REQUIRED WORK:
Read through the records. Copy each line that has the word "name".

SOURCE DATA Block Start

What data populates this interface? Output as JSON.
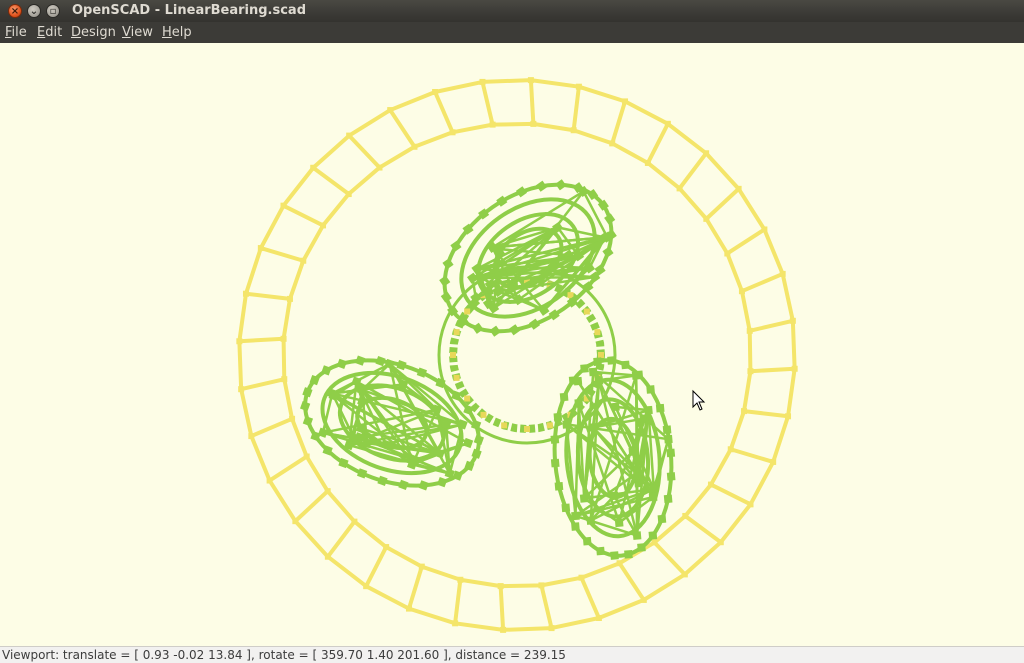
{
  "window": {
    "title": "OpenSCAD - LinearBearing.scad",
    "controls": {
      "close": "×",
      "minimize": "⌄",
      "maximize": "▫"
    }
  },
  "menu": {
    "file": {
      "mnemonic": "F",
      "rest": "ile"
    },
    "edit": {
      "mnemonic": "E",
      "rest": "dit"
    },
    "design": {
      "mnemonic": "D",
      "rest": "esign"
    },
    "view": {
      "mnemonic": "V",
      "rest": "iew"
    },
    "help": {
      "mnemonic": "H",
      "rest": "elp"
    }
  },
  "viewport": {
    "background": "#fdfde6",
    "outer_ring_color": "#f4e56a",
    "bearing_color": "#8fce48",
    "cursor": "arrow-cursor-icon"
  },
  "status": {
    "text": "Viewport: translate = [ 0.93 -0.02 13.84 ], rotate = [ 359.70 1.40 201.60 ], distance = 239.15"
  }
}
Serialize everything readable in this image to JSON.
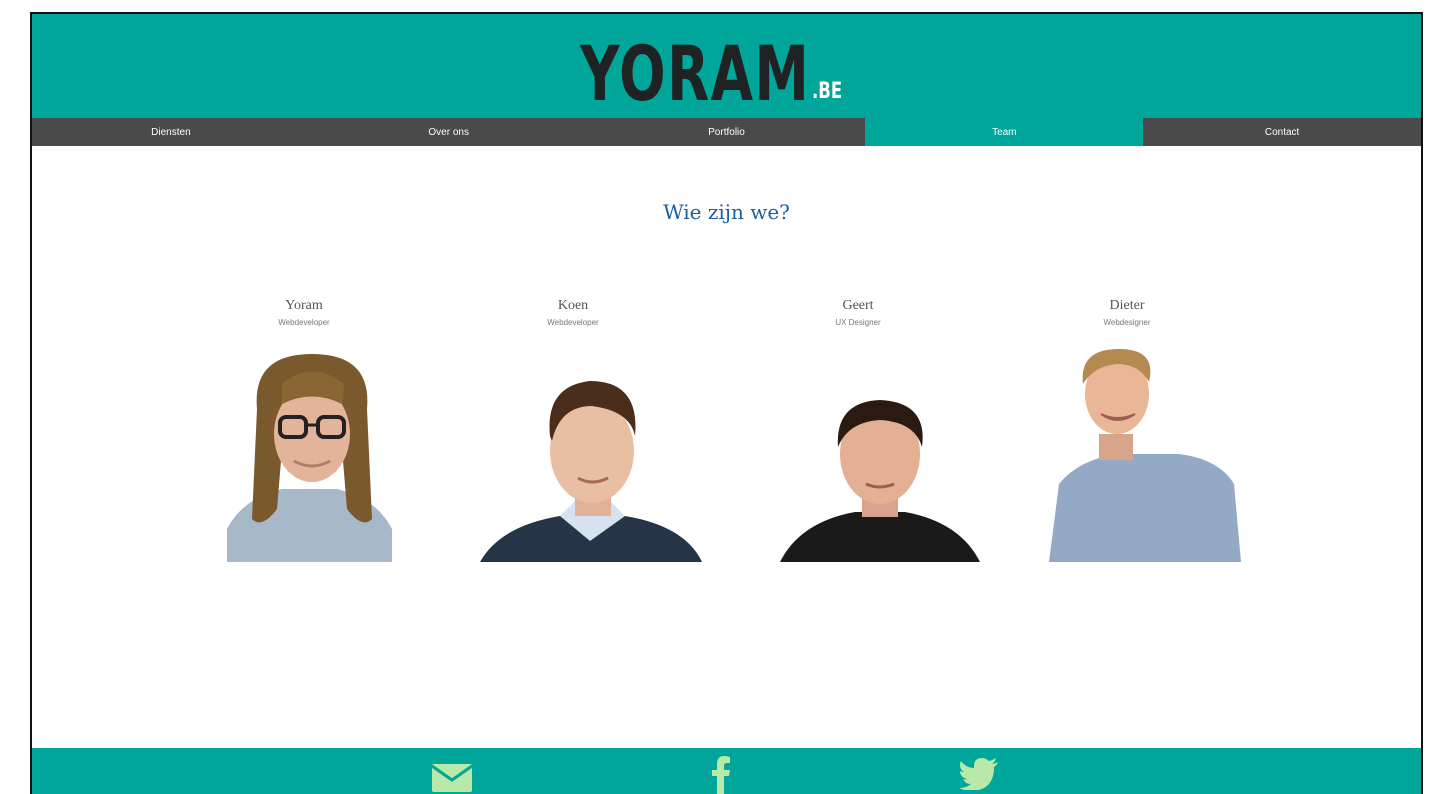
{
  "site": {
    "logo_main": "YORAM",
    "logo_tld": ".BE"
  },
  "nav": {
    "items": [
      {
        "label": "Diensten"
      },
      {
        "label": "Over ons"
      },
      {
        "label": "Portfolio"
      },
      {
        "label": "Team"
      },
      {
        "label": "Contact"
      }
    ],
    "active": "Team"
  },
  "main": {
    "heading": "Wie zijn we?",
    "members": [
      {
        "name": "Yoram",
        "role": "Webdeveloper"
      },
      {
        "name": "Koen",
        "role": "Webdeveloper"
      },
      {
        "name": "Geert",
        "role": "UX Designer"
      },
      {
        "name": "Dieter",
        "role": "Webdesigner"
      }
    ]
  },
  "footer": {
    "icons": [
      "envelope-icon",
      "facebook-icon",
      "twitter-icon"
    ]
  },
  "colors": {
    "brand": "#00a699",
    "nav_bg": "#4a4a4a",
    "heading": "#1a5fa0"
  }
}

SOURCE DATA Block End

RESULT:
        "name": "Yoram",
        "name": "Koen",
        "name": "Geert",
        "name": "Dieter",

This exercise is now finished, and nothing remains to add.